Preparing in Advance

Even before you enter the salon, there are things you can do to ensure you’re keeping the salon environment a safe one. “Stay home if you do not feel well or feel sick, come alone—leave pets and kids at home to avoid overcrowding in the salon,” says Canalé. Wearing a mask and being prepared to have your temperature taken as you enter the salon are the new norms and all put in place to help you and everyone around you stay healthy while still enjoying the same professional services you’ve come to expect.

Changing the Experience

Gone are the days (for now) of flipping through magazines, sipping on a cup of coffee, and rubbing elbows with other clients as you wait for your services. Canalé says these amenities have now been replaced with mask stations, hand sanitizer, and sanitizing wipes.
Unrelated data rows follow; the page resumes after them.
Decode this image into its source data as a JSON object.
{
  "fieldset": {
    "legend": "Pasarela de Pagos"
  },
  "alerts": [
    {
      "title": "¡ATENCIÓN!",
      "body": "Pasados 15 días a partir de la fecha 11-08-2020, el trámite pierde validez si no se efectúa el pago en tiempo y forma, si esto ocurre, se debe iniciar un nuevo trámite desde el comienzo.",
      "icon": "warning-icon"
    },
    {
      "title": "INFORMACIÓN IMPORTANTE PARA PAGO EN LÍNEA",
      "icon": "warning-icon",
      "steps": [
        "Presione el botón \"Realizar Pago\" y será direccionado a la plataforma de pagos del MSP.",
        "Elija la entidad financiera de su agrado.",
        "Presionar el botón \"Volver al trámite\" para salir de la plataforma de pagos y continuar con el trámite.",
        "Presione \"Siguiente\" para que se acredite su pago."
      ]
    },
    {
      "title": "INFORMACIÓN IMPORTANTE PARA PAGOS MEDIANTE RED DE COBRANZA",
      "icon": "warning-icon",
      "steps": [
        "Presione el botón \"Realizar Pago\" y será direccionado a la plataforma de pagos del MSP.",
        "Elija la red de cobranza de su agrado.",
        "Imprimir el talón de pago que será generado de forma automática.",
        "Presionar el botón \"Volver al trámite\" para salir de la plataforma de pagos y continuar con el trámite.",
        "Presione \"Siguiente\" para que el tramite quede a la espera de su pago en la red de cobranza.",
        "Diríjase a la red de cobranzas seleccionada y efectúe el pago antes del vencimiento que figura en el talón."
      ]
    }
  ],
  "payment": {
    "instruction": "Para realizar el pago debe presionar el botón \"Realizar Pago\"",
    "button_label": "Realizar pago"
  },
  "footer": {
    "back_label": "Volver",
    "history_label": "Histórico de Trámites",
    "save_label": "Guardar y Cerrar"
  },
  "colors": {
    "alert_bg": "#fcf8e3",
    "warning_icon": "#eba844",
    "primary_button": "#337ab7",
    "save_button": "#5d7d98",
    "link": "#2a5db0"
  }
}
Be prepared for a new royal treatment due to a shift in priorities all aimed at keeping you, the salon staff, and fellow clients safe.

Keeping a Safe Distance
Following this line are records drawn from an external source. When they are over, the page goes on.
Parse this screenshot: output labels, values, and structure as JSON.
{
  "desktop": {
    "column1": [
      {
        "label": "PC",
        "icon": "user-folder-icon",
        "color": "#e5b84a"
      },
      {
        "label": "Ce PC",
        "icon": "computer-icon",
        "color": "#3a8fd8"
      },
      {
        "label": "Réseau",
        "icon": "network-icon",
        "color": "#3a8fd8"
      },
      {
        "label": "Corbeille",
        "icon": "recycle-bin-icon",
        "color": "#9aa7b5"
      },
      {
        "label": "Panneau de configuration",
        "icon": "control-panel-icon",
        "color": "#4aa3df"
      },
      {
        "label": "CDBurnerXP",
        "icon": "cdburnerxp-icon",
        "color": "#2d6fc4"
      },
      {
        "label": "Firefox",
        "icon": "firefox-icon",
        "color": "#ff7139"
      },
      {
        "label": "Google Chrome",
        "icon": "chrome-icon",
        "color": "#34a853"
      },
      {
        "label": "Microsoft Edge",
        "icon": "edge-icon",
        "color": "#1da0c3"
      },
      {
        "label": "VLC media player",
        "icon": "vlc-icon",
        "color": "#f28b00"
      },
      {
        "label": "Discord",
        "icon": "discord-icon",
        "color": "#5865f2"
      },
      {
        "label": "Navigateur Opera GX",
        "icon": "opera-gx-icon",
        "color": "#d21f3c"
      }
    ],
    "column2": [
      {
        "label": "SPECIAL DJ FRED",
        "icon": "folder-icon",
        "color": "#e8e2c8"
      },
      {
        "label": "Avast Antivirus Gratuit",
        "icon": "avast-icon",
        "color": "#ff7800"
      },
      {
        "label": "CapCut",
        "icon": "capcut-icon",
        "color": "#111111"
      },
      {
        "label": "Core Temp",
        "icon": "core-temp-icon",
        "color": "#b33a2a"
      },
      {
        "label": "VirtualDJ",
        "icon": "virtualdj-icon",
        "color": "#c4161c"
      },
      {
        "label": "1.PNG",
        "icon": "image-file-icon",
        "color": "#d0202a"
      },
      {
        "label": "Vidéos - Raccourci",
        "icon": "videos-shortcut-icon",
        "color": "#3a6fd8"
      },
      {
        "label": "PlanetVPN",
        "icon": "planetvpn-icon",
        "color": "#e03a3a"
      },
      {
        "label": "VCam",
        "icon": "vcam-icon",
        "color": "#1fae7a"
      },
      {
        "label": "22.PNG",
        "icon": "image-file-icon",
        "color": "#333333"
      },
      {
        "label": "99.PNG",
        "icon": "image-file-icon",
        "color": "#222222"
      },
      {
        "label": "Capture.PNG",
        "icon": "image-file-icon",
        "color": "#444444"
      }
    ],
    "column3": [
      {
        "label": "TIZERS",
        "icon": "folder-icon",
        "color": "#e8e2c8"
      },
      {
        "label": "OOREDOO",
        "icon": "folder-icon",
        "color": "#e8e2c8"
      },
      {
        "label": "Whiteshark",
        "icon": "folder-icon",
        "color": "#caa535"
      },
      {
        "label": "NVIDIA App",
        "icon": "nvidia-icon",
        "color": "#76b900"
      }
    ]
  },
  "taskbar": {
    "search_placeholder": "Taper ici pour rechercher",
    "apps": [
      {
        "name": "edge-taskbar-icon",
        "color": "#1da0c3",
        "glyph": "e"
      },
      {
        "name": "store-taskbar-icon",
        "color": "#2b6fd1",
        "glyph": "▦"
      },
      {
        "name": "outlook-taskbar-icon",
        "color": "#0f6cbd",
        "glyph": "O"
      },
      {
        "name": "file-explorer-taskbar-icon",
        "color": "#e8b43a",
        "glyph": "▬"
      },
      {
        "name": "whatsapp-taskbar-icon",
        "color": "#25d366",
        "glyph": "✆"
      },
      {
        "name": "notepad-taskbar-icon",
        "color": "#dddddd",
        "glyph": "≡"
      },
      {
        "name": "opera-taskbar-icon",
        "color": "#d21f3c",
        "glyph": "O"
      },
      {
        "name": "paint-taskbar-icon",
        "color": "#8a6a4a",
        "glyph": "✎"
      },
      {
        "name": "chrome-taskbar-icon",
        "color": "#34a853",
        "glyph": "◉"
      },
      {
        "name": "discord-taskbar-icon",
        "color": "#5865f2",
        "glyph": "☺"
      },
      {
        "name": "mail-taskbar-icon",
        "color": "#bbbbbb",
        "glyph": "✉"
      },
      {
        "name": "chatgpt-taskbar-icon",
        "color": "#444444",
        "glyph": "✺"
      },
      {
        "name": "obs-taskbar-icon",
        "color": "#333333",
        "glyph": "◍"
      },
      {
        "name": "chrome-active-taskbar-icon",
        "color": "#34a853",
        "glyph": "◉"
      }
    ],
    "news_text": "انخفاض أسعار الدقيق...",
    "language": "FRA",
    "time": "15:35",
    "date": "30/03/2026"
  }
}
How to keep a safe distance while receiving salon services is a case-by-case scenario, though there are universal practices that remain constant. Keeping the recommended physical distancing guidelines in place throughout your visit aside from when you’re receiving your service, possibly checking in via phone and waiting in your car until you’re called in for your appointment, or waiting outside to avoid crowding in the waiting areas are all practices your salon may be implementing for the time being and beyond.

Transferring Payment

Don’t pay with cash if at all possible. You’ll probably be asked to swipe your own credit card, something you’ve hopefully already noticed at many establishments where the transfer of payment is necessary. Between each transaction, staff members should be sanitizing the surfaces and tools used for payment transfer.

Many things are going to stay the same, including your stylist’s baseline safety standards. "Our training and licensing is based on 1,600 hours of learning, how to properly sanitize and maintain a safe, clean, and sterile environment for our clients,” says Canalé. Stylists are already predisposed to keeping a certain level of cleanliness and, while the new standards are certainly elevated in many respects, stylists should be well equipped to take on this added responsibility. Now just make sure you do your part too.